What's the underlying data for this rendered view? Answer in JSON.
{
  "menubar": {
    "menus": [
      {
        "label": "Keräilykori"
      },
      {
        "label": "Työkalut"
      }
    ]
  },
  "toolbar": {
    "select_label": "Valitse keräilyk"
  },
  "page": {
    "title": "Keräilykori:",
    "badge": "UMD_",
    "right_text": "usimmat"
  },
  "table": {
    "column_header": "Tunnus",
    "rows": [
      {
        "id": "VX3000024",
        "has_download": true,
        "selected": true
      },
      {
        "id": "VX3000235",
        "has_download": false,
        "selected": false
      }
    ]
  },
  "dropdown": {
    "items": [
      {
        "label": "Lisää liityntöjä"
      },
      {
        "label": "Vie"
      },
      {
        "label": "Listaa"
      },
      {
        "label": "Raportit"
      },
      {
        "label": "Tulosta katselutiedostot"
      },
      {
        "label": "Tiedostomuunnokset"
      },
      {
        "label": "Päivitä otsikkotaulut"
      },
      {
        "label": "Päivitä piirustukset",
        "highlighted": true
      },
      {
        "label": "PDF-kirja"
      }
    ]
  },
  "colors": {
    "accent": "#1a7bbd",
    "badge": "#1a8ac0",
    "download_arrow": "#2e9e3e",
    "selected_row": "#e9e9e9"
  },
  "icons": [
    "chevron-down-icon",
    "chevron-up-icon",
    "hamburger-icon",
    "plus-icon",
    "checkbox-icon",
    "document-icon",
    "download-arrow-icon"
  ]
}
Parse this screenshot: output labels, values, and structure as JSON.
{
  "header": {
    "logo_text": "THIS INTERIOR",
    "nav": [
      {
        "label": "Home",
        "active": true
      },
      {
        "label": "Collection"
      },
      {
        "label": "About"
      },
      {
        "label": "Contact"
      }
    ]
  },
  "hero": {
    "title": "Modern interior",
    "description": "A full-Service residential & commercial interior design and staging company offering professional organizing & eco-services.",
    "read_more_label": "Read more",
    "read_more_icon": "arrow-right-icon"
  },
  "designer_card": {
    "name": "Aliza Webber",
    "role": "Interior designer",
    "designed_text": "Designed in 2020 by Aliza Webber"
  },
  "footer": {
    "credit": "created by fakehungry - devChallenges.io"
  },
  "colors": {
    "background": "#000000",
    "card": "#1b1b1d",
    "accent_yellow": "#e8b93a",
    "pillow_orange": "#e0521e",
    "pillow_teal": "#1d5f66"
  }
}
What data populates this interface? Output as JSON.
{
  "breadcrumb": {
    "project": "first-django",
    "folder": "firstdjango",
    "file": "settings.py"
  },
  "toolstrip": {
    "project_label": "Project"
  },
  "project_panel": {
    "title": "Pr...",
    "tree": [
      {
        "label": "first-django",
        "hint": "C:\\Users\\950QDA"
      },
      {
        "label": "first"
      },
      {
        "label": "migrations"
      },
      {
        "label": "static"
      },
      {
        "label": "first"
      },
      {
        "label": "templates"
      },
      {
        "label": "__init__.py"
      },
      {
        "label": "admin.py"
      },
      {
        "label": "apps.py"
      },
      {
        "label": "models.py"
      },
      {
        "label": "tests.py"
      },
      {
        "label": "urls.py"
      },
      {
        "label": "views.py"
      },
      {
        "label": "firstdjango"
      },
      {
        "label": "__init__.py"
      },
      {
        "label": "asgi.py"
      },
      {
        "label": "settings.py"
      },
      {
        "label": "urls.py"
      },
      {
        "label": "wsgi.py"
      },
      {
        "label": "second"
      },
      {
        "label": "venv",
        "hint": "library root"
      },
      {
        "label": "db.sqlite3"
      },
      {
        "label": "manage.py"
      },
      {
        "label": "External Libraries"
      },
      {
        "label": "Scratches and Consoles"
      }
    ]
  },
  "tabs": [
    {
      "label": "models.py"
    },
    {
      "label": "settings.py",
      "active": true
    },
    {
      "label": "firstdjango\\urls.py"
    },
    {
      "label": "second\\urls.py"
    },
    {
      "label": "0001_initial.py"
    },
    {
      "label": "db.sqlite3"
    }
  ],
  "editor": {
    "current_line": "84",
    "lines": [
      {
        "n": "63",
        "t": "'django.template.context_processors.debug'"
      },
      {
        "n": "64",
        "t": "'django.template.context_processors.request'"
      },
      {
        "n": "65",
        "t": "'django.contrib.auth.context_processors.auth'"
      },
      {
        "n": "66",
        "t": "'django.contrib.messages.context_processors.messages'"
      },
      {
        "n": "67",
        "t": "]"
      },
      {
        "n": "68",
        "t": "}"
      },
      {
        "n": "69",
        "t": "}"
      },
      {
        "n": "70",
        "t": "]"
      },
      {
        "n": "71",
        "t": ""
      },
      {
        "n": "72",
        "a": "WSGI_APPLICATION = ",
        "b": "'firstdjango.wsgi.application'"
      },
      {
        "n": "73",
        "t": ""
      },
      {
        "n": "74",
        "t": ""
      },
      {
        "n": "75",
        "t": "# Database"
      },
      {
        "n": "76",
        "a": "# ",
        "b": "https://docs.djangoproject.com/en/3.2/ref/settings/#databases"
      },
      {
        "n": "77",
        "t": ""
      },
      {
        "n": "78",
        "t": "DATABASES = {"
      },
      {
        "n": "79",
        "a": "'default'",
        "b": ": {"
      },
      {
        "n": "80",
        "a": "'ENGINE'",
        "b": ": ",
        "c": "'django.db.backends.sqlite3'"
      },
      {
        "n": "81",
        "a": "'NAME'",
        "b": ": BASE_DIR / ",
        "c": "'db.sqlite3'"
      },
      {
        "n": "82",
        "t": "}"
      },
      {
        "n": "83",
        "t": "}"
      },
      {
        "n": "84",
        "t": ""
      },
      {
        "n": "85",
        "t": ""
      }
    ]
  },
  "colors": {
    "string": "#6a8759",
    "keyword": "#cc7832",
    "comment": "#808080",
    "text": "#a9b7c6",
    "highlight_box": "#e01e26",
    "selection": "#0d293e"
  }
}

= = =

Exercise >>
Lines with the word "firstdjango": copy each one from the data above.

Problem solution >>
    "folder": "firstdjango",
        "label": "firstdjango"
      "label": "firstdjango\\urls.py"
        "b": "'firstdjango.wsgi.application'"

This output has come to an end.